Date: September 1, 2012
In January 2009, on the outskirts of Nairobi, an overturned tanker gushed thousands of gallons of gasoline, attracting a crowd that attempted to collect the spilt fuel. Nearly 100 died in the explosion that ensued, and almost twice as many sustained burn injuries, inundating local hospitals that were ill-equipped for the catastrophe.
As part of a Johns Hopkins Burn Center team deployed to help, director Stephen Milner witnessed firsthand the human devastation—inspiring him to seek an effective way to teach others how to properly care for burn victims. The result? A mobile application that is now available online for medical students and physicians.
The Burn Center product is among a fast-growing number of mobile apps being developed throughout Johns Hopkins to provide health and medical information to physicians, medical students, emergency medicine personnel, and global health workers.

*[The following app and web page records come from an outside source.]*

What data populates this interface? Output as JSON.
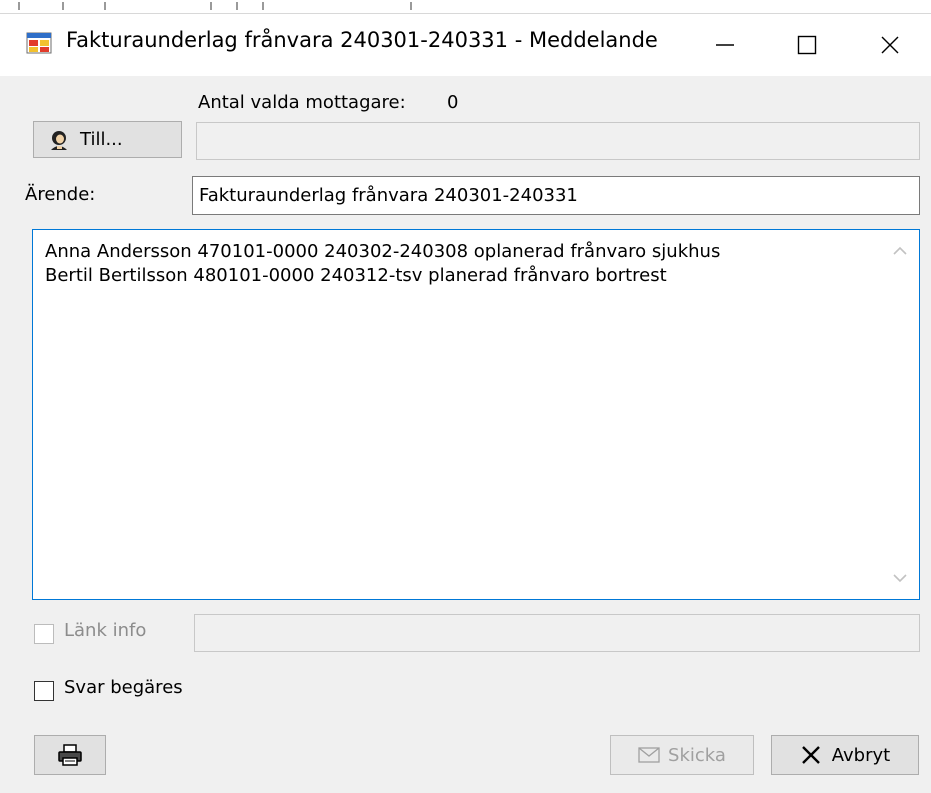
{
  "window": {
    "title": "Fakturaunderlag frånvara 240301-240331 - Meddelande",
    "app_icon": "form-window-icon",
    "minimize_icon": "minimize-icon",
    "maximize_icon": "maximize-icon",
    "close_icon": "close-icon"
  },
  "recipients": {
    "count_label": "Antal valda mottagare:",
    "count_value": "0",
    "to_button_label": "Till...",
    "to_button_icon": "address-book-icon",
    "to_value": ""
  },
  "subject": {
    "label": "Ärende:",
    "value": "Fakturaunderlag frånvara 240301-240331"
  },
  "body": {
    "lines": [
      "Anna Andersson 470101-0000 240302-240308 oplanerad frånvaro sjukhus",
      "Bertil Bertilsson 480101-0000 240312-tsv planerad frånvaro bortrest"
    ]
  },
  "link_info": {
    "label": "Länk info",
    "checked": false,
    "enabled": false,
    "value": ""
  },
  "reply_requested": {
    "label": "Svar begäres",
    "checked": false
  },
  "buttons": {
    "print_icon": "printer-icon",
    "send_label": "Skicka",
    "send_icon": "envelope-icon",
    "send_enabled": false,
    "cancel_label": "Avbryt",
    "cancel_icon": "x-icon"
  },
  "colors": {
    "window_bg": "#f0f0f0",
    "focus_border": "#0078d7",
    "disabled_text": "#a0a0a0"
  }
}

Born out of a collaboration with Harry Goldberg, assistant dean and director of academic computing for the School of Medicine, the Burn Medical Education app, or BurnMed, utilizes a combination of pictures, video, and text to illustrate how to handle victims in the eight hours following a burn—a period critical for survival. For example, by highlighting burned areas on a rotatable 3-D figure of a man, woman, or child using an iPad or iPhone, the user can quickly calculate how much fluid to administer.
“This app is designed so the user can understand the underlying procedures used to treat a burn victim within a few minutes,” says Goldberg. “In a textbook, one could read several chapters and they still may not understand these procedures due to the limits of text.”
Milner says apps are fast, accurate, and accessible in comparison to traditional treatment methods that involve complex mathematical equations. Two-dimensional textbook charts don’t show the surface area of the sides of the body, top of the head, and bottom of the feet—a shortcoming, he says, that could lead to dangerous miscalculations, as too little or too much fluid can be lethal.
Milner and Goldberg are just two of many across Hopkins who’re developing applications designed to impart medical knowledge.“This is another way to share the Johns Hopkins values, mission, and brand with places we have not yet reached internationally,” says Montserrat Capdevila, of the university’s Tech Transfer Office. Shannon Swiger
Visit the iTunes store or Google play for the following apps:
• Johns Hopkins Antibiotic Guide
• Johns Hopkins Atlas of Pancreas Pathology
• Johns Hopkins BurnMed (Pro and lite versions)
• Johns Hopkins Diabetes Guide
• Johns Hopkins eMOCHA
• Johns Hopkins eMOCHA TB DETECT
• Johns Hopkins HIV Guide
• Johns Hopkins HIV Dementia Scale
• Johns Hopkins Tech Transfer App